Making a case for public toilets
Toilets are a basic necessity but often taken for granted by those who have regular access. Poor public and community toilet services are one of the most visible symptoms of inadequate urban sanitation services in India (public and community toilets summarized as public toilets for ease of communication). The pace of development in housing and public transport has not been matched by accessible and functional toilet amenities. Citizens, especially in high footfall areas including market places, bus stands and railway stations often cannot find a public toilet when they need one. Efficient public toilet management is especially crucial for cities with a large floating population – tourists, pilgrims, migrants, and transiting population – throughout the year.

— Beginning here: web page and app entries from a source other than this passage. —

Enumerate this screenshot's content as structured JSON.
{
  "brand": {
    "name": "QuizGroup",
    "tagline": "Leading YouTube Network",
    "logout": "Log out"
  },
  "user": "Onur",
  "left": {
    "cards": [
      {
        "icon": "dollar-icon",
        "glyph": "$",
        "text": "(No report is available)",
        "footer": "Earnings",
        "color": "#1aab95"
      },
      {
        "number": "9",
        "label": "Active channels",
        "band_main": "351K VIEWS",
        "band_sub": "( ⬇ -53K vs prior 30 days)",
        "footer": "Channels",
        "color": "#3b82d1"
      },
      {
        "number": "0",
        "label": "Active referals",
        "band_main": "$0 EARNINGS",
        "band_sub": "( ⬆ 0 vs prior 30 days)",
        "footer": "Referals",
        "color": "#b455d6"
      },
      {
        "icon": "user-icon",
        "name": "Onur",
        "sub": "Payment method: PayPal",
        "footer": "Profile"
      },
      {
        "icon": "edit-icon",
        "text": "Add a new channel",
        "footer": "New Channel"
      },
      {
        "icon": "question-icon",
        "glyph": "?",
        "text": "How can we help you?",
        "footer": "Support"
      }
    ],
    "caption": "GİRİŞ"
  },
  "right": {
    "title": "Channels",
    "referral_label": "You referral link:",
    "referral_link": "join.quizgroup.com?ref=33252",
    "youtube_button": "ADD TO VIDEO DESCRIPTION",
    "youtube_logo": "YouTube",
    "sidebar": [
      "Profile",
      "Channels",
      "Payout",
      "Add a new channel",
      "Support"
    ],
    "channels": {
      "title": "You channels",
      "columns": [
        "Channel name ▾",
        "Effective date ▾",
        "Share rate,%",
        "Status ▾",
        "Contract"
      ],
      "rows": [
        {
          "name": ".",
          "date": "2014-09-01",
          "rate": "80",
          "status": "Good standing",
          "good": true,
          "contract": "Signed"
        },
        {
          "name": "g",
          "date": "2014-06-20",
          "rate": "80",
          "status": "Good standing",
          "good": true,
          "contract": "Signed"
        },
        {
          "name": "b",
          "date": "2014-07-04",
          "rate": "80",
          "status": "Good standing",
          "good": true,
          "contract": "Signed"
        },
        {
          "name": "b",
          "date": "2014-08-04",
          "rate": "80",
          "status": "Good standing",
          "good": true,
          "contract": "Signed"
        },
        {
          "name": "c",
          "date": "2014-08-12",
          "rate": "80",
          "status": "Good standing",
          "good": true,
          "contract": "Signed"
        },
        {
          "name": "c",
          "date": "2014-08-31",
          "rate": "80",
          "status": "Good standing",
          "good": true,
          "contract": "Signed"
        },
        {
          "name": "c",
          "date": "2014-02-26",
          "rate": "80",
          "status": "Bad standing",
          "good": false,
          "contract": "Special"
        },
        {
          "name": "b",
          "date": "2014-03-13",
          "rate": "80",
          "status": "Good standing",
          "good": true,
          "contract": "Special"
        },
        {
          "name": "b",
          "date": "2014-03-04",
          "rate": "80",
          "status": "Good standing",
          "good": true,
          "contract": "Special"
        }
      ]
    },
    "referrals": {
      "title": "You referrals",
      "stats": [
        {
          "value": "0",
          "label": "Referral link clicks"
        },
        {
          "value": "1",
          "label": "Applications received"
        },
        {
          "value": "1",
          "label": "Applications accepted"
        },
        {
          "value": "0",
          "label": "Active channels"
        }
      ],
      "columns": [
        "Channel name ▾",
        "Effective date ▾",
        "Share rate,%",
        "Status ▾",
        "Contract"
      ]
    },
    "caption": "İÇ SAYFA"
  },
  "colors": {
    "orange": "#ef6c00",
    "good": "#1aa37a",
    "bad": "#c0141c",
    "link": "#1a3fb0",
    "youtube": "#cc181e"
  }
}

According to official figures, 6% of urban households do not have toilets at home but depend on public facilities and community toilets. Added to that is 13% of urban households that do not have access to any toilet (at home or public) and need to resort to defecating in the open. Moreover, although sewage systems widely exist, over 37% per cent of faecal matter is not disposed off safely. These critical conditions pose significant public health and environmental risks, threatening the long-term growth trajectory of India's urban centres that currently contribute 60% to the national GDP, equivalent to US$ 50 billion. Improvements in public toilet management positively impact the cities’ economic, social and ecological environment (Figure). Subsequently, under the Government of India’s Swachh Bharat Mission a total of 251,830 community toilet seats and 255,757 public toilet seats are to be created by 2019.
Public Toilet Management: Challenges and Process
Most often, sanitation models fail in their operations and management after a couple of years due to inadequacies in one or a combination of the planning, financing, operations and management of public toilets. The most common shortcomings are summarised in the figure below.
In response to these challenges, GIZ and its partners reviewed the public toilet management in two cities (Tirupati and Shimla). They, jointly with the municipality and other stakeholders, devised and implemented strategies including new management models, technologies and crosscutting approaches that bring about sustainable improvements. It becomes clear that while designing and managing public toilets, special attention should be paid to the following success factors:
Building on the research and results of the city interventions, GIZ has documented the Public Toilet Management (PTM) process to guide cities and other stakeholders toward improved public toilet management and to ensure successful replication across cities. The process highlights important focal areas, main steps and tools for sustainable public toilet management as well as key learnings from the interventions in Tirupati and Shimla.